Commercial beekeeping is definitely in decline here in the U.S. too - although hobbyist and sidelining is still on the rise.tecumseh said:I think you could make some of the same conclusions about the number of beekeepers here in the US of A. It also would seem that the timing of this decline is pretty much in lock step with similar declines here.
Wow! That's either extremely brave, or terribly stupid! Even with beekeeping classes, lots of books and several videos online, AND with the most fabulous mentor imaginable.... there is an incredible learning curve with bees. I'm just totally shocked that anyone would do something like that.sqkcrk said:I've also noticed on another forum that there are newbees who aren't reading anything except beekeeping type forums as their source of info. I believe that if you are going to be a beekeeper you aught to get a book or two before you get your smoker, veil and hive tool, which you should get before you get your hive and bees. Don't do as I did.

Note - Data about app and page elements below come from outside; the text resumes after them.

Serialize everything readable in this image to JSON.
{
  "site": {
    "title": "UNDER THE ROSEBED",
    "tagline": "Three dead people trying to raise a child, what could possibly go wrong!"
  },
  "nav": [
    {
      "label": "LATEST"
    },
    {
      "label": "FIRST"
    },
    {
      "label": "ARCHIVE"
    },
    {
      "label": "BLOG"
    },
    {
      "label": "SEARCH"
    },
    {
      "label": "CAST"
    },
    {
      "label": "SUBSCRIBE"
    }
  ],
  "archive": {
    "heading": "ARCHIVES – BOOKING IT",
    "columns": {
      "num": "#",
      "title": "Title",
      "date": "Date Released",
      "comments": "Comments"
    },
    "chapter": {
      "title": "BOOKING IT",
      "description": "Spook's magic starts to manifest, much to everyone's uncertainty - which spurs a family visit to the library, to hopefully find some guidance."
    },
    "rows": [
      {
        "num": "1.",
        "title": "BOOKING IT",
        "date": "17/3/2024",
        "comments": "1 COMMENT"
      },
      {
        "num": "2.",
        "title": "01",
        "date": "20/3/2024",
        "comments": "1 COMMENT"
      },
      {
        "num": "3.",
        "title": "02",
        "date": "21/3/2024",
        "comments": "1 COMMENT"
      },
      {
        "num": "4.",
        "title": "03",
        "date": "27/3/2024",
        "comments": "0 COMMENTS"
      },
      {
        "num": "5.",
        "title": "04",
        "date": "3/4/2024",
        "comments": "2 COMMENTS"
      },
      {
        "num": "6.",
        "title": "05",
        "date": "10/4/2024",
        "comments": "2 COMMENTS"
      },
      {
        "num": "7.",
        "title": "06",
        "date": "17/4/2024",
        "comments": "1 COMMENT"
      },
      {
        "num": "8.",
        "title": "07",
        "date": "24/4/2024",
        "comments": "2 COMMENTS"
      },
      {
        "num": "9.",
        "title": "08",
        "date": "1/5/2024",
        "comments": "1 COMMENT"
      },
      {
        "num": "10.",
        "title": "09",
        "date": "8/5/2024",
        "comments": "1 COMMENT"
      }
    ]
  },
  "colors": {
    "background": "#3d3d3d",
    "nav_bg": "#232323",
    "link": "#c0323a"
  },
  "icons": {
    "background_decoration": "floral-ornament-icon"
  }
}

This was sorta my college professors' Thesis. He wrote about dropping queenless nucs, in styrofoam boxes, into cranberry beds, from helicopters. I don't think anyone did it. I guess the idea was that being queenless they bees would still do their job, but then not being reproductive, they would dwindle and die.tecumseh said:barry writes:
Many people believe that all you do is dump the bees in a cardboard box
if all someone wanted was to provide a small bit of pollination for a truck patch or small garden plot this (the above) might be a good approach. it is kind of the modern day version of 'bee hiver' (someplaces called a beehaver) approach to bee keeping. Which is really non beekeeping essentially.